(Dataset rows describing interfaces)
--- START ---
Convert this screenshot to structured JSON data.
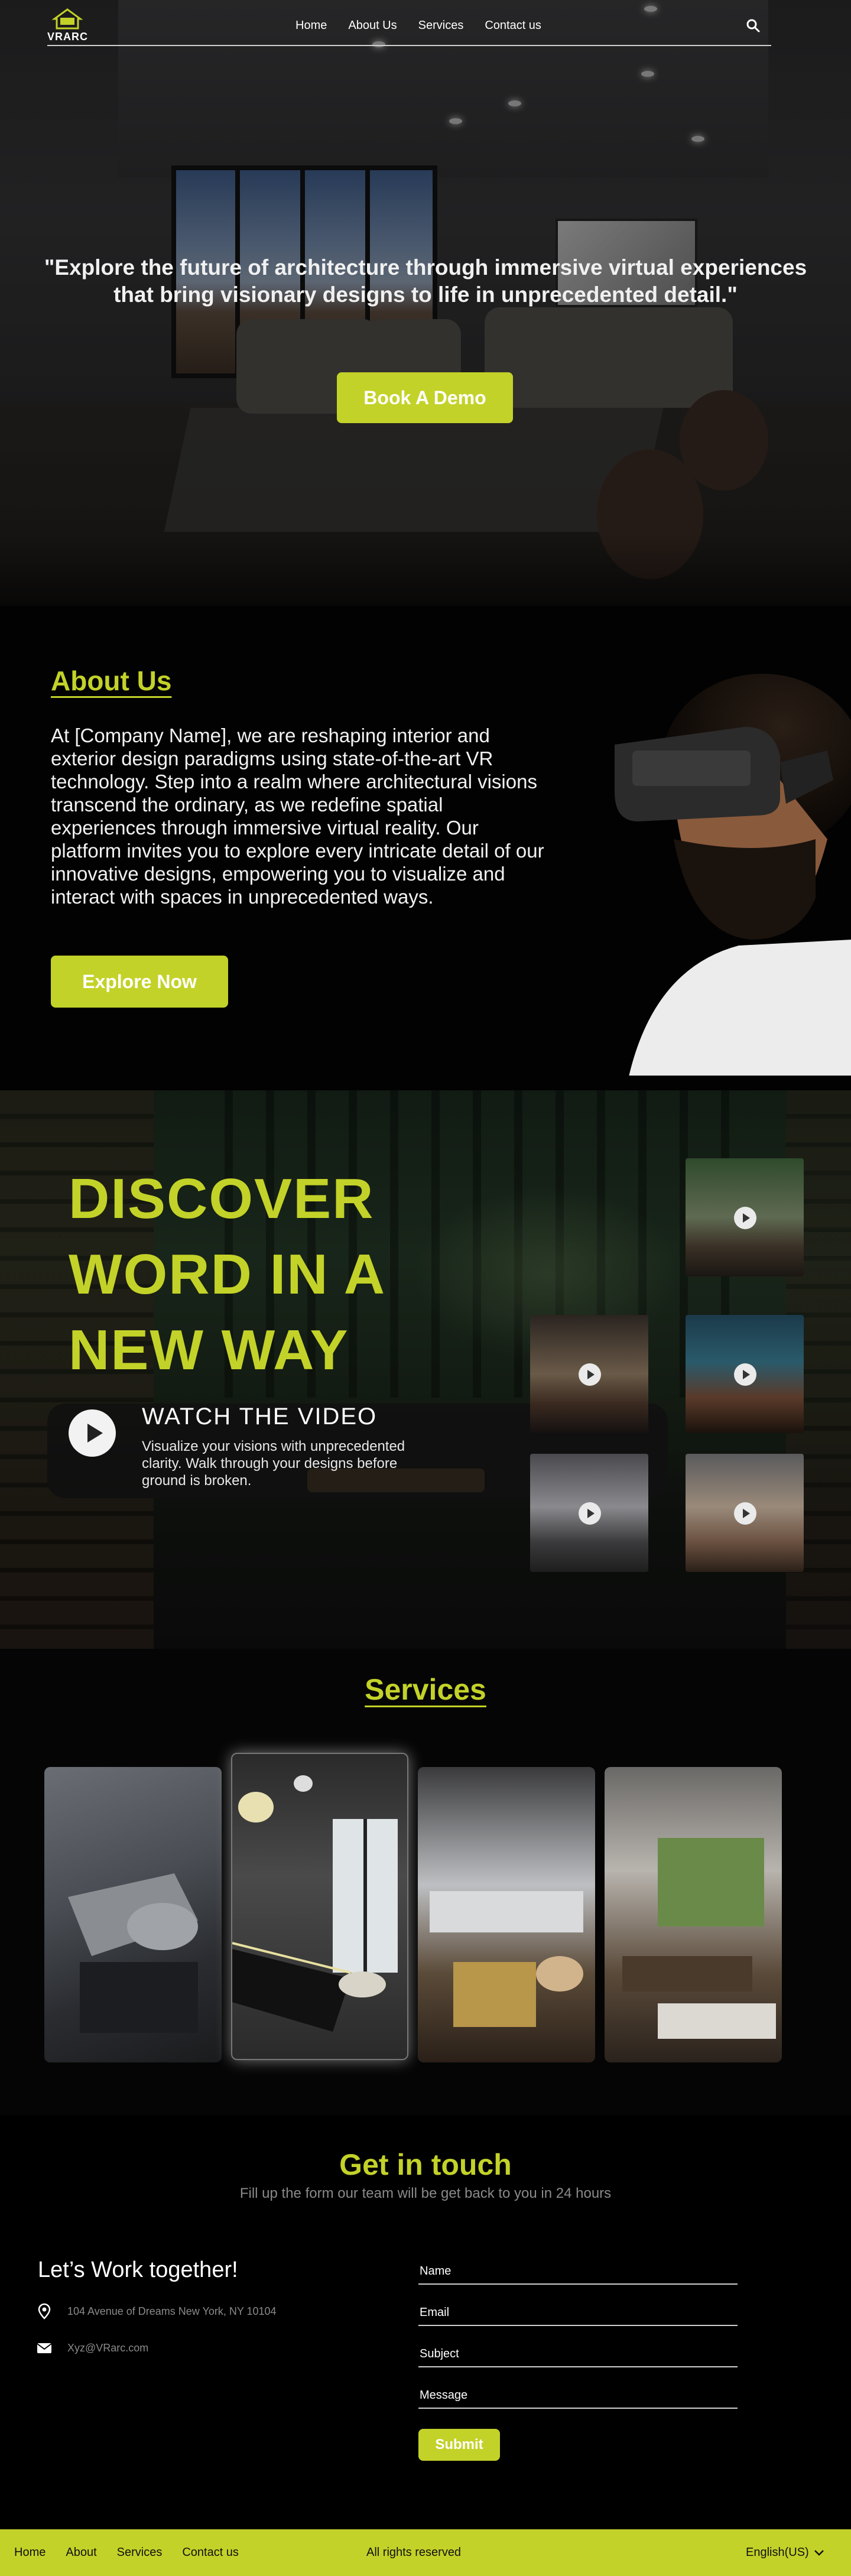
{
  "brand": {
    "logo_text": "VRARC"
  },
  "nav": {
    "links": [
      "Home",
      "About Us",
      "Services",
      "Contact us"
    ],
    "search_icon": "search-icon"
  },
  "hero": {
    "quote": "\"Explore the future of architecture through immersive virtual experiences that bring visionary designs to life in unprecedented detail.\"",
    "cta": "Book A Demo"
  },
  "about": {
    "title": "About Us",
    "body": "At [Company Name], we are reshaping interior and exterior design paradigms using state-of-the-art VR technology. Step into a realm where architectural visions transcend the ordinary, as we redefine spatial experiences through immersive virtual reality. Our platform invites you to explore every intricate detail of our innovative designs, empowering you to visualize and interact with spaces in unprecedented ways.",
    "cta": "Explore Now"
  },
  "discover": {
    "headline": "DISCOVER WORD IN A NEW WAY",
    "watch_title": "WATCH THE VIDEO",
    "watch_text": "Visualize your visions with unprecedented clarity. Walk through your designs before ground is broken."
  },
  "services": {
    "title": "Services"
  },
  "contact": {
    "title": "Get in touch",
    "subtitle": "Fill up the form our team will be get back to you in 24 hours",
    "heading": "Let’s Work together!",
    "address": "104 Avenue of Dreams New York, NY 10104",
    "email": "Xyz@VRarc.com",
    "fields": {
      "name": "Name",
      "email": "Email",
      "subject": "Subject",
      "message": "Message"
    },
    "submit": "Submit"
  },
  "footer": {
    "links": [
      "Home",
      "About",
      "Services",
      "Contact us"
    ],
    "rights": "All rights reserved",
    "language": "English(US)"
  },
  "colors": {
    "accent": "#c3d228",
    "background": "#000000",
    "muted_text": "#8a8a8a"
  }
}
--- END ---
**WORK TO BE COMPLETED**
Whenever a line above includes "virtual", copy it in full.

**THE ANSWER**
    "quote": "\"Explore the future of architecture through immersive virtual experiences that bring visionary designs to life in unprecedented detail.\"",
    "body": "At [Company Name], we are reshaping interior and exterior design paradigms using state-of-the-art VR technology. Step into a realm where architectural visions transcend the ordinary, as we redefine spatial experiences through immersive virtual reality. Our platform invites you to explore every intricate detail of our innovative designs, empowering you to visualize and interact with spaces in unprecedented ways.",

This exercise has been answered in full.